__DATA IN THIS EXERCISE__
Content starts

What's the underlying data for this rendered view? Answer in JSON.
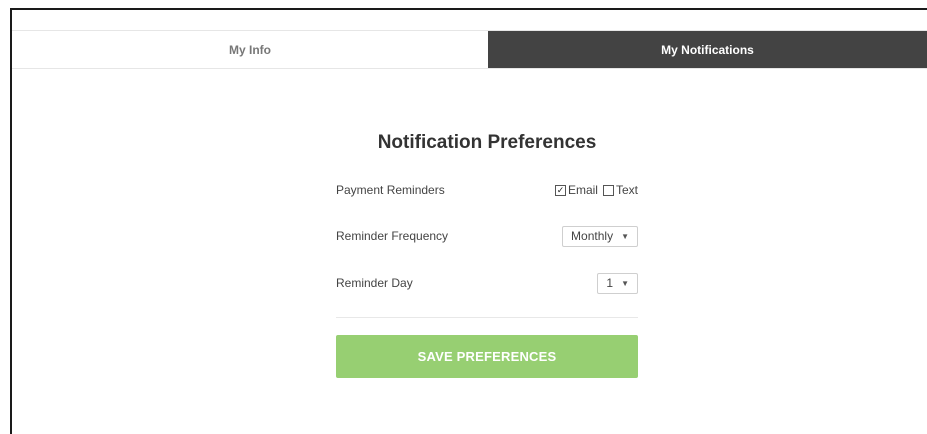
{
  "tabs": [
    {
      "label": "My Info",
      "active": false
    },
    {
      "label": "My Notifications",
      "active": true
    }
  ],
  "panel": {
    "title": "Notification Preferences",
    "payment_reminders": {
      "label": "Payment Reminders",
      "email": {
        "label": "Email",
        "checked": true,
        "mark": "✓"
      },
      "text": {
        "label": "Text",
        "checked": false
      }
    },
    "reminder_frequency": {
      "label": "Reminder Frequency",
      "value": "Monthly"
    },
    "reminder_day": {
      "label": "Reminder Day",
      "value": "1"
    },
    "save_label": "SAVE PREFERENCES"
  },
  "colors": {
    "active_tab_bg": "#434343",
    "save_button_bg": "#97cf72"
  },
  "icons": {
    "dropdown": "▼"
  }
}
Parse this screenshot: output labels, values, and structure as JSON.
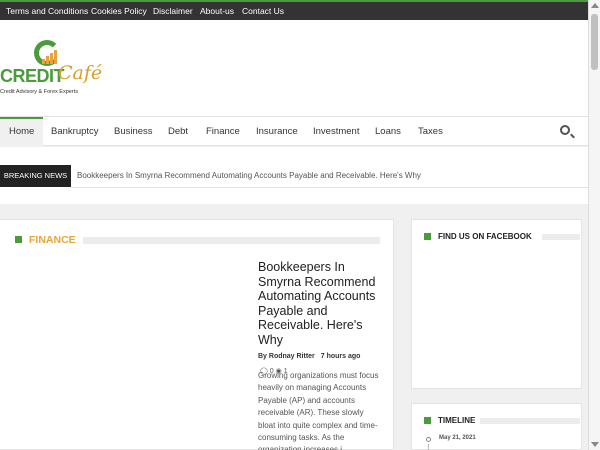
{
  "top_links": [
    "Terms and Conditions",
    "Cookies Policy",
    "Disclaimer",
    "About-us",
    "Contact Us"
  ],
  "logo": {
    "word": "CREDIT",
    "script": "Café",
    "tagline": "Credit Advisory & Forex Experts"
  },
  "nav": {
    "items": [
      "Home",
      "Bankruptcy",
      "Business",
      "Debt",
      "Finance",
      "Insurance",
      "Investment",
      "Loans",
      "Taxes"
    ],
    "active": "Home"
  },
  "breaking": {
    "label": "BREAKING NEWS",
    "text": "Bookkeepers In Smyrna Recommend Automating Accounts Payable and Receivable. Here's Why"
  },
  "section": {
    "title": "FINANCE"
  },
  "post": {
    "title": "Bookkeepers In Smyrna Recommend Automating Accounts Payable and Receivable. Here's Why",
    "author": "By Rodnay Ritter",
    "time": "7 hours ago",
    "comments": "0",
    "views": "1",
    "excerpt": "Growing organizations must focus heavily on managing Accounts Payable (AP) and accounts receivable (AR). These slowly bloat into quite complex and time-consuming tasks. As the organization increases i…"
  },
  "sidebar": {
    "facebook_title": "FIND US ON FACEBOOK",
    "timeline_title": "TIMELINE",
    "timeline_date": "May 21, 2021"
  },
  "colors": {
    "accent_green": "#4a9b3c",
    "accent_orange": "#e8a33c",
    "topbar": "#333333"
  },
  "icons": [
    "search-icon",
    "comment-icon",
    "eye-icon"
  ]
}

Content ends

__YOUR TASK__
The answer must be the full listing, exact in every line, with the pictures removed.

__OUTPUT BELOW__
What's the underlying data for this rendered view? Answer in JSON.
{
  "tabs": [
    {
      "label": "My Info",
      "active": false
    },
    {
      "label": "My Notifications",
      "active": true
    }
  ],
  "panel": {
    "title": "Notification Preferences",
    "payment_reminders": {
      "label": "Payment Reminders",
      "email": {
        "label": "Email",
        "checked": true,
        "mark": "✓"
      },
      "text": {
        "label": "Text",
        "checked": false
      }
    },
    "reminder_frequency": {
      "label": "Reminder Frequency",
      "value": "Monthly"
    },
    "reminder_day": {
      "label": "Reminder Day",
      "value": "1"
    },
    "save_label": "SAVE PREFERENCES"
  },
  "colors": {
    "active_tab_bg": "#434343",
    "save_button_bg": "#97cf72"
  },
  "icons": {
    "dropdown": "▼"
  }
}
Parse this screenshot: output labels, values, and structure as JSON.
{
  "top_links": [
    "Terms and Conditions",
    "Cookies Policy",
    "Disclaimer",
    "About-us",
    "Contact Us"
  ],
  "logo": {
    "word": "CREDIT",
    "script": "Café",
    "tagline": "Credit Advisory & Forex Experts"
  },
  "nav": {
    "items": [
      "Home",
      "Bankruptcy",
      "Business",
      "Debt",
      "Finance",
      "Insurance",
      "Investment",
      "Loans",
      "Taxes"
    ],
    "active": "Home"
  },
  "breaking": {
    "label": "BREAKING NEWS",
    "text": "Bookkeepers In Smyrna Recommend Automating Accounts Payable and Receivable. Here's Why"
  },
  "section": {
    "title": "FINANCE"
  },
  "post": {
    "title": "Bookkeepers In Smyrna Recommend Automating Accounts Payable and Receivable. Here's Why",
    "author": "By Rodnay Ritter",
    "time": "7 hours ago",
    "comments": "0",
    "views": "1",
    "excerpt": "Growing organizations must focus heavily on managing Accounts Payable (AP) and accounts receivable (AR). These slowly bloat into quite complex and time-consuming tasks. As the organization increases i…"
  },
  "sidebar": {
    "facebook_title": "FIND US ON FACEBOOK",
    "timeline_title": "TIMELINE",
    "timeline_date": "May 21, 2021"
  },
  "colors": {
    "accent_green": "#4a9b3c",
    "accent_orange": "#e8a33c",
    "topbar": "#333333"
  },
  "icons": [
    "search-icon",
    "comment-icon",
    "eye-icon"
  ]
}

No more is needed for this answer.